Group Life Insurance

With societal and economic transformations, the growth of large cities and the evolution of unions in the United States, the development of group insurance has burgeoned. The influence and political strength of unionized workers have compelled employers to offer group insurance as an employee benefit, typically written as one-year term insurance. The legal requirements of group insurance are consistent throughout the majority of states and include the following basic characteristics:

  • All states define a true group as having at least ten people covered under one master contract; however, some states allow even smaller groups.
  • Coverage is generally available without evidence of insurability; that is, without the need for individual medical examinations.
  • The master policy is issued to the employer, trust, union, or other association, with Certificates of Insurance being issued to the individual insured employees or members.
  • The insurance may not be obtained to benefit the employer, trust, union, or other association; it must be for the benefit of the covered employee or member, and his or her dependents.
  • Premiums are based on the experience of the group as a whole. It may be paid entirely by the policyowner (employer, trust, etc.), or it may be paid jointly by the policyowner and the insured. If the premium is paid entirely by the policyowner it's known as a noncontributory plan, and all eligible employees or members must be covered. If the premium is paid by both the policyowner and insureds, the policy is classified as a contributory plan, and at least 75 percent of all eligible employees or members must be covered. The term 'eligible employees' refers to an eligible class of employees, such as full-time employees, salaried workers (as opposed to workers paid on an hourly basis), non-union workers, etc. Certain groups of employees may be excluded from the eligible class as long as the exclusions are based on some particular occupational criteria. The policyholder is always required to pay at least some portion of the premium. Insureds, on the other hand, are by law not permitted to contribute more than a specified amount.
  • Individuals covered under the plan are classified in such a way (typically by salary, position, or length of employment) that they cannot choose the benefit levels.
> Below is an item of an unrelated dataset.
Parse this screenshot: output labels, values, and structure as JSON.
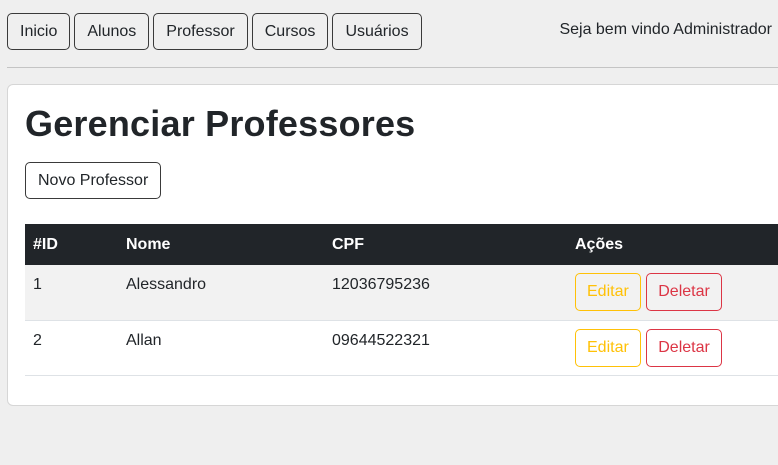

Furthermore, group policies have special provisions that are unique to the category of 'group insurance,' though some are along the same lines as their counterparts found in policies for individual insurance. Basically, group policies must contain provisions pertaining to:

  • A grace period